I have been spending a lot of time recently thinking and reading about the future of the music business. I'm doing my best to wrap my head around the concept of the cloud and pinpoint just exactly how musicians can expect to earn their incomes in the future. It's a pretty heavy topic for someone who cares about musicians and the music business as much as I do, so the fact that my next 'assignment' led me to website as wacky as Turntable.fm was something of a relief.
I had been hearing, and mostly ignoring, rave reviews of Turntable for months when I finally decided to give it a spin. Going into this little experiment all I knew about Turntable was that it was a 'social music discovery platform.' And since that jargon explains very little, I was pretty much going into it blind.

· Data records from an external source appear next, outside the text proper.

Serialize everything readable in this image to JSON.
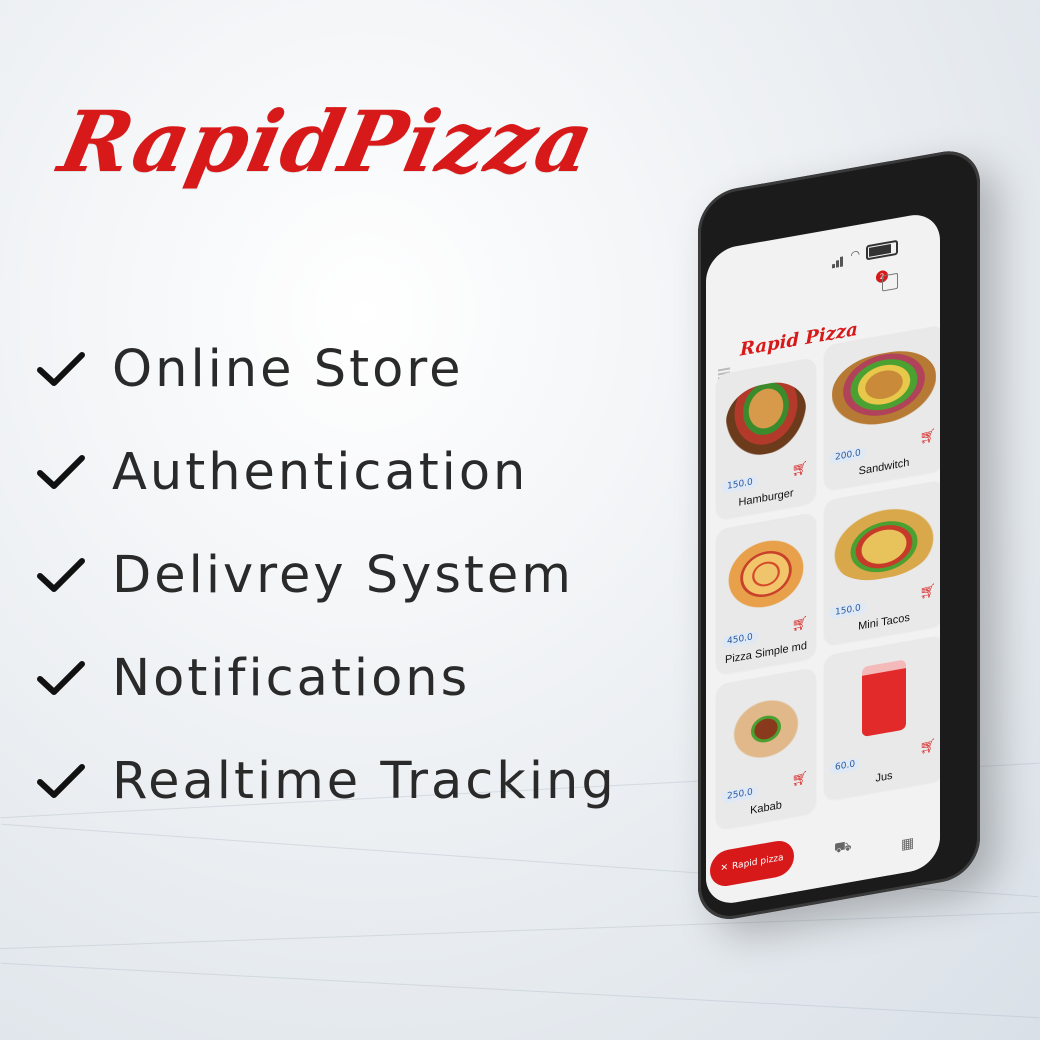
{
  "brand": {
    "title": "RapidPizza",
    "color": "#d71919"
  },
  "features": [
    {
      "label": "Online Store"
    },
    {
      "label": "Authentication"
    },
    {
      "label": "Delivrey System"
    },
    {
      "label": "Notifications"
    },
    {
      "label": "Realtime Tracking"
    }
  ],
  "app": {
    "title": "Rapid Pizza",
    "cart_count": "2",
    "products": [
      {
        "name": "Hamburger",
        "price": "150.0"
      },
      {
        "name": "Sandwitch",
        "price": "200.0"
      },
      {
        "name": "Pizza Simple md",
        "price": "450.0"
      },
      {
        "name": "Mini Tacos",
        "price": "150.0"
      },
      {
        "name": "Kabab",
        "price": "250.0"
      },
      {
        "name": "Jus",
        "price": "60.0"
      }
    ],
    "nav": {
      "active_label": "Rapid pizza"
    }
  }
}
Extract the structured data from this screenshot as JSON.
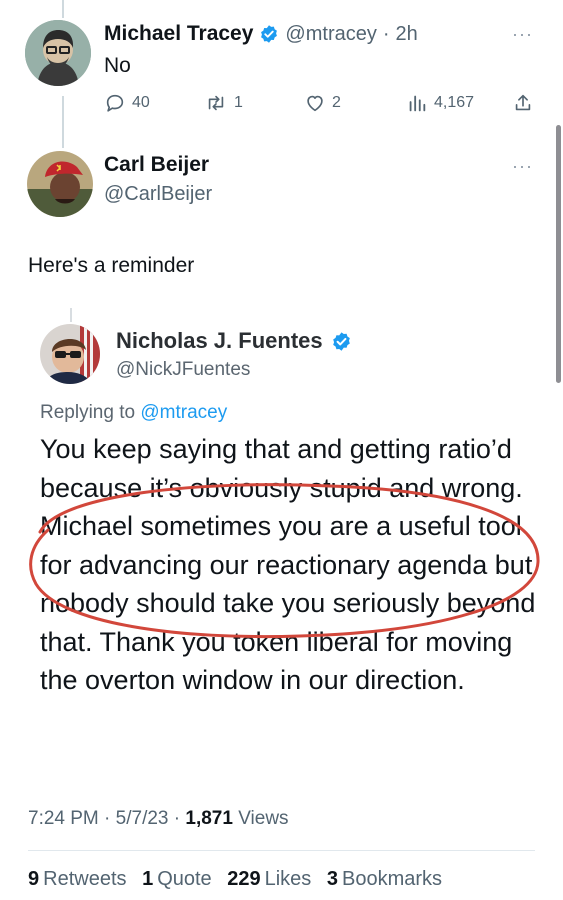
{
  "tweet1": {
    "name": "Michael Tracey",
    "handle": "@mtracey",
    "time": "2h",
    "text": "No",
    "replies": "40",
    "retweets": "1",
    "likes": "2",
    "views": "4,167"
  },
  "tweet2": {
    "name": "Carl Beijer",
    "handle": "@CarlBeijer",
    "text": "Here's a reminder"
  },
  "quoted": {
    "name": "Nicholas J. Fuentes",
    "handle": "@NickJFuentes",
    "replying_prefix": "Replying to",
    "replying_to": "@mtracey",
    "body": "You keep saying that and getting ratio’d because it’s obviously stupid and wrong. Michael sometimes you are a useful tool for advancing our reactionary agenda but nobody should take you seriously beyond that. Thank you token liberal for moving the overton window in our direction."
  },
  "meta": {
    "time": "7:24 PM",
    "date": "5/7/23",
    "views_count": "1,871",
    "views_label": "Views"
  },
  "stats": {
    "retweets_count": "9",
    "retweets_label": "Retweets",
    "quotes_count": "1",
    "quotes_label": "Quote",
    "likes_count": "229",
    "likes_label": "Likes",
    "bookmarks_count": "3",
    "bookmarks_label": "Bookmarks"
  },
  "colors": {
    "verified": "#1d9bf0",
    "link": "#1d9bf0",
    "secondary": "#536471",
    "annotation": "#d2473b"
  },
  "icons": [
    "reply-icon",
    "retweet-icon",
    "like-icon",
    "views-icon",
    "share-icon",
    "verified-icon",
    "more-icon"
  ]
}
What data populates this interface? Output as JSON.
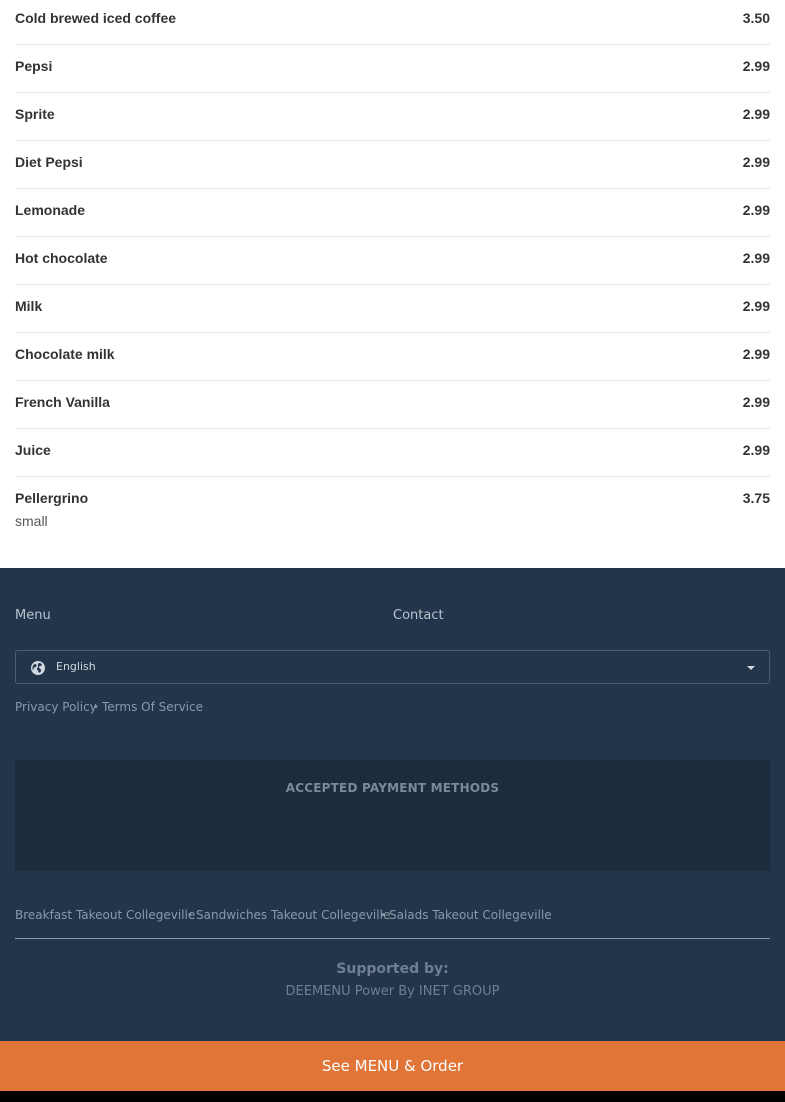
{
  "menu": {
    "items": [
      {
        "name": "Cold brewed iced coffee",
        "price": "3.50"
      },
      {
        "name": "Pepsi",
        "price": "2.99"
      },
      {
        "name": "Sprite",
        "price": "2.99"
      },
      {
        "name": "Diet Pepsi",
        "price": "2.99"
      },
      {
        "name": "Lemonade",
        "price": "2.99"
      },
      {
        "name": "Hot chocolate",
        "price": "2.99"
      },
      {
        "name": "Milk",
        "price": "2.99"
      },
      {
        "name": "Chocolate milk",
        "price": "2.99"
      },
      {
        "name": "French Vanilla",
        "price": "2.99"
      },
      {
        "name": "Juice",
        "price": "2.99"
      },
      {
        "name": "Pellergrino",
        "price": "3.75",
        "description": "small"
      }
    ]
  },
  "footer": {
    "nav": {
      "menu_label": "Menu",
      "contact_label": "Contact"
    },
    "language": {
      "selected": "English",
      "icon": "globe-icon"
    },
    "legal": {
      "privacy_label": "Privacy Policy",
      "terms_label": "Terms Of Service",
      "separator": "•"
    },
    "payment": {
      "title": "ACCEPTED PAYMENT METHODS"
    },
    "categories": {
      "items": [
        "Breakfast Takeout Collegeville",
        "Sandwiches Takeout Collegeville",
        "Salads Takeout Collegeville"
      ],
      "separator": "•"
    },
    "supported": {
      "title": "Supported by:",
      "text": "DEEMENU Power By INET GROUP"
    }
  },
  "cta": {
    "label": "See MENU & Order"
  },
  "colors": {
    "footer_bg": "#22354a",
    "payment_bg": "#1c2c3e",
    "cta_bg": "#e07537",
    "text_dark": "#333333"
  }
}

If any of your Facebook friends are already on Turntable.fm (pretty likely) then you can join too. Upon signing in you are given the choice to create a room, go to a random room or search through the existing rooms. Not really knowing what any of this meant – I selected random. And down the rabbit hole I went!
What I saw was very random indeed:
It looked like a video game or some sort of South Park/anime mixer. It took me a few minutes to get my bearings but it's actually pretty simple. Everyone is given a ridiculous avatar and thrown in a room together. Five people are on stage, taking turns picking out songs for the group. Everyone who is not on stage is waiting their turn in the audience. Every time someone puts a song on you can declare it either "lame" or "awesome" - or as I often did, not do anything (you can also get the songs you like on iTunes, Spotify or a number of other music sites). Get enough "lames" and you get booted offstage but get enough "awesomes" and you get...to pick another avatar. Eventually you can earn enough points get a superhero suit or a coveted gorilla avatar. How bout that?!
There is also a chat box on the lower right hand side of the screen that lets you talk to everyone in the room. This fascinated me. I hadn't chatted online with someone I didn't know in about fifteen years (keep in mind that in the early to mid 1990s nobody really saw chat rooms as creepy, or at least no one told me). It amazed me that anyone would want to take part in this chat, but they did. The volume, and topics, of chat varied from room to room but there was a constant stream every time I logged in.
The chat was mostly friendly until one guy broke a particular room's rules and stayed on the stage too long. This really set people off. Cries of "Hes cheating" and "OUT WITH THE HACKER" came from users 'DJ H Frizzle' and 'ItsFrost' respectively. Tough guy alert!
Perhaps not surprisingly some people are taking Turntable a bit too seriously. There is a competitive aspect to it. I couldn't care less about earning a cooler avatar (though the one I started with was pretty ridiculous) but I genuinely wanted to impress my fellow roomates with my song selections. This is a clever little trick to get users to engage and it might just work.
Turntable.fm maybe an ingenious combination of music player, social platform and video game. It might also be a total waste of time. It was hard to tell.
I would also be interested to learn how often users take the extra step of actually purchasing the songs they hear on Turntable. And how exactly does this website intend to make any money? It's probably just a matter of time before ads or subscription fees pop up - usually the kiss of death for new sites like Turntable.
The bottom line is I think it's safe to say that it will not have any sort of revolutionary effect on the way I consume music. Of course that doesn't mean that you won't find it fun. Or that I won't be going back for more.
Have you checked out Turntable? Sound like your idea of a good time? Let us know by leaving us a comment below.
UPDATE: Turntable.fm has struck deals with ASCAP and BMI, two of the biggest music publishing companies in the U.S. as reported on The Next Web.